• INPUT DATA:
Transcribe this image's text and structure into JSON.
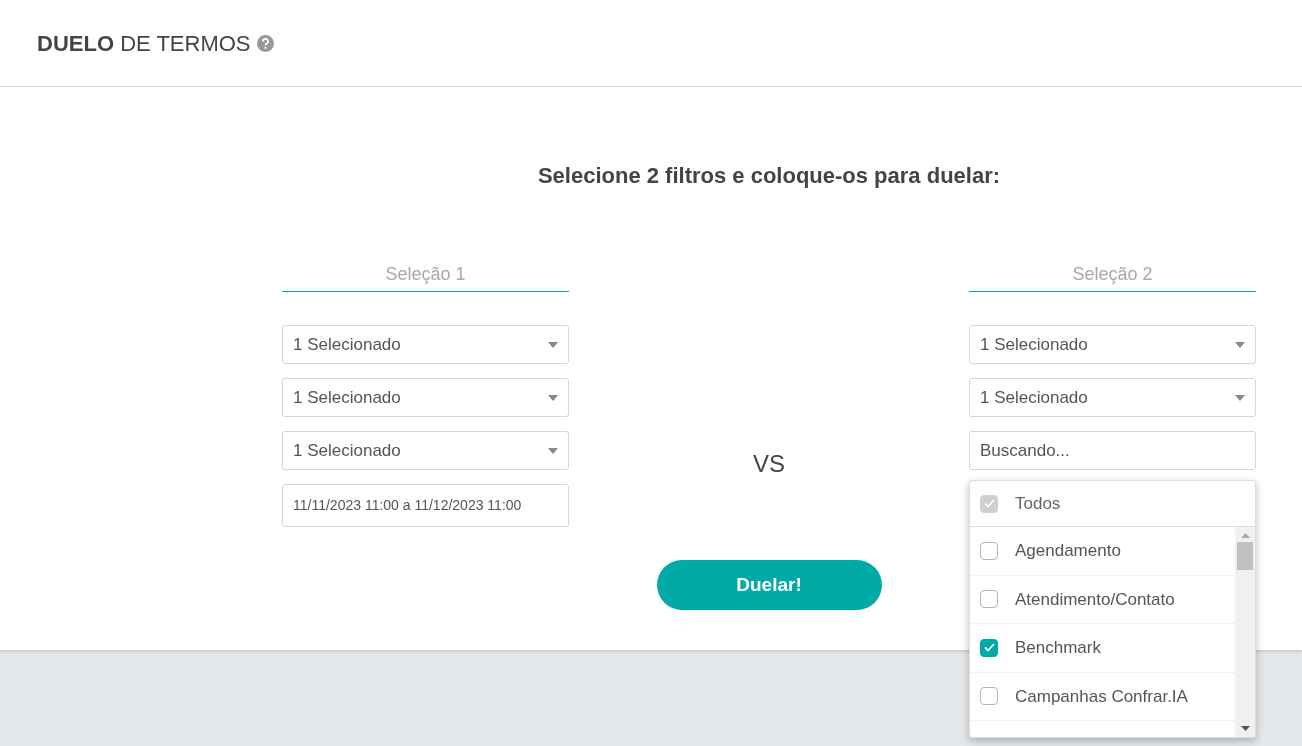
{
  "header": {
    "title_bold": "DUELO",
    "title_rest": "DE TERMOS"
  },
  "heading": "Selecione 2 filtros e coloque-os para duelar:",
  "selections": [
    {
      "label": "Seleção 1",
      "fields": [
        {
          "kind": "select",
          "value": "1 Selecionado"
        },
        {
          "kind": "select",
          "value": "1 Selecionado"
        },
        {
          "kind": "select",
          "value": "1 Selecionado"
        },
        {
          "kind": "text",
          "value": "11/11/2023 11:00 a 11/12/2023 11:00"
        }
      ]
    },
    {
      "label": "Seleção 2",
      "fields": [
        {
          "kind": "select",
          "value": "1 Selecionado"
        },
        {
          "kind": "select",
          "value": "1 Selecionado"
        },
        {
          "kind": "search",
          "placeholder": "Buscando..."
        }
      ],
      "dropdown": {
        "all": {
          "label": "Todos",
          "checked": true,
          "disabled": true
        },
        "options": [
          {
            "label": "Agendamento",
            "checked": false
          },
          {
            "label": "Atendimento/Contato",
            "checked": false
          },
          {
            "label": "Benchmark",
            "checked": true
          },
          {
            "label": "Campanhas Confrar.IA",
            "checked": false
          }
        ]
      }
    }
  ],
  "vs": "VS",
  "button": "Duelar!"
}
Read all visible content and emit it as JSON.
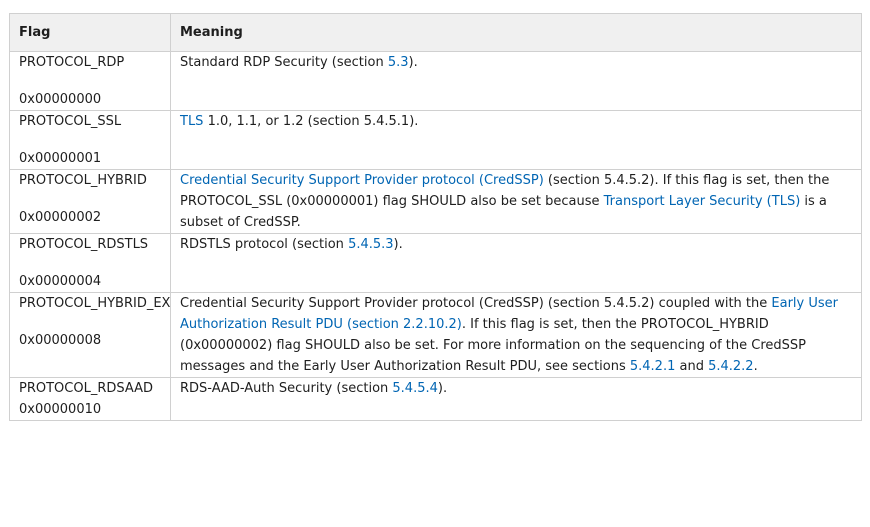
{
  "table": {
    "headers": [
      "Flag",
      "Meaning"
    ],
    "rows": [
      {
        "flag": "PROTOCOL_RDP",
        "value": "0x00000000",
        "m": [
          "Standard RDP Security (section ",
          "5.3",
          ")."
        ]
      },
      {
        "flag": "PROTOCOL_SSL",
        "value": "0x00000001",
        "m": [
          "TLS",
          " 1.0, 1.1, or 1.2 (section 5.4.5.1)."
        ]
      },
      {
        "flag": "PROTOCOL_HYBRID",
        "value": "0x00000002",
        "m": [
          "Credential Security Support Provider protocol (CredSSP)",
          " (section 5.4.5.2). If this flag is set, then the PROTOCOL_SSL (0x00000001) flag SHOULD also be set because ",
          "Transport Layer Security (TLS)",
          " is a subset of CredSSP."
        ]
      },
      {
        "flag": "PROTOCOL_RDSTLS",
        "value": "0x00000004",
        "m": [
          "RDSTLS protocol (section ",
          "5.4.5.3",
          ")."
        ]
      },
      {
        "flag": "PROTOCOL_HYBRID_EX",
        "value": "0x00000008",
        "m": [
          "Credential Security Support Provider protocol (CredSSP) (section 5.4.5.2) coupled with the ",
          "Early User Authorization Result PDU (section 2.2.10.2)",
          ". If this flag is set, then the PROTOCOL_HYBRID (0x00000002) flag SHOULD also be set. For more information on the sequencing of the CredSSP messages and the Early User Authorization Result PDU, see sections ",
          "5.4.2.1",
          " and ",
          "5.4.2.2",
          "."
        ]
      },
      {
        "flag": "PROTOCOL_RDSAAD",
        "value": "0x00000010",
        "m": [
          "RDS-AAD-Auth Security (section ",
          "5.4.5.4",
          ")."
        ]
      }
    ]
  }
}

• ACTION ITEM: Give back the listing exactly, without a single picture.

• RESPONSE TO THE TASK:
Transcribe this image's text and structure into JSON.
{
  "header": {
    "title_bold": "DUELO",
    "title_rest": "DE TERMOS"
  },
  "heading": "Selecione 2 filtros e coloque-os para duelar:",
  "selections": [
    {
      "label": "Seleção 1",
      "fields": [
        {
          "kind": "select",
          "value": "1 Selecionado"
        },
        {
          "kind": "select",
          "value": "1 Selecionado"
        },
        {
          "kind": "select",
          "value": "1 Selecionado"
        },
        {
          "kind": "text",
          "value": "11/11/2023 11:00 a 11/12/2023 11:00"
        }
      ]
    },
    {
      "label": "Seleção 2",
      "fields": [
        {
          "kind": "select",
          "value": "1 Selecionado"
        },
        {
          "kind": "select",
          "value": "1 Selecionado"
        },
        {
          "kind": "search",
          "placeholder": "Buscando..."
        }
      ],
      "dropdown": {
        "all": {
          "label": "Todos",
          "checked": true,
          "disabled": true
        },
        "options": [
          {
            "label": "Agendamento",
            "checked": false
          },
          {
            "label": "Atendimento/Contato",
            "checked": false
          },
          {
            "label": "Benchmark",
            "checked": true
          },
          {
            "label": "Campanhas Confrar.IA",
            "checked": false
          }
        ]
      }
    }
  ],
  "vs": "VS",
  "button": "Duelar!"
}
Read all visible content and emit it as JSON.
{
  "table": {
    "headers": [
      "Flag",
      "Meaning"
    ],
    "rows": [
      {
        "flag": "PROTOCOL_RDP",
        "value": "0x00000000",
        "m": [
          "Standard RDP Security (section ",
          "5.3",
          ")."
        ]
      },
      {
        "flag": "PROTOCOL_SSL",
        "value": "0x00000001",
        "m": [
          "TLS",
          " 1.0, 1.1, or 1.2 (section 5.4.5.1)."
        ]
      },
      {
        "flag": "PROTOCOL_HYBRID",
        "value": "0x00000002",
        "m": [
          "Credential Security Support Provider protocol (CredSSP)",
          " (section 5.4.5.2). If this flag is set, then the PROTOCOL_SSL (0x00000001) flag SHOULD also be set because ",
          "Transport Layer Security (TLS)",
          " is a subset of CredSSP."
        ]
      },
      {
        "flag": "PROTOCOL_RDSTLS",
        "value": "0x00000004",
        "m": [
          "RDSTLS protocol (section ",
          "5.4.5.3",
          ")."
        ]
      },
      {
        "flag": "PROTOCOL_HYBRID_EX",
        "value": "0x00000008",
        "m": [
          "Credential Security Support Provider protocol (CredSSP) (section 5.4.5.2) coupled with the ",
          "Early User Authorization Result PDU (section 2.2.10.2)",
          ". If this flag is set, then the PROTOCOL_HYBRID (0x00000002) flag SHOULD also be set. For more information on the sequencing of the CredSSP messages and the Early User Authorization Result PDU, see sections ",
          "5.4.2.1",
          " and ",
          "5.4.2.2",
          "."
        ]
      },
      {
        "flag": "PROTOCOL_RDSAAD",
        "value": "0x00000010",
        "m": [
          "RDS-AAD-Auth Security (section ",
          "5.4.5.4",
          ")."
        ]
      }
    ]
  }
}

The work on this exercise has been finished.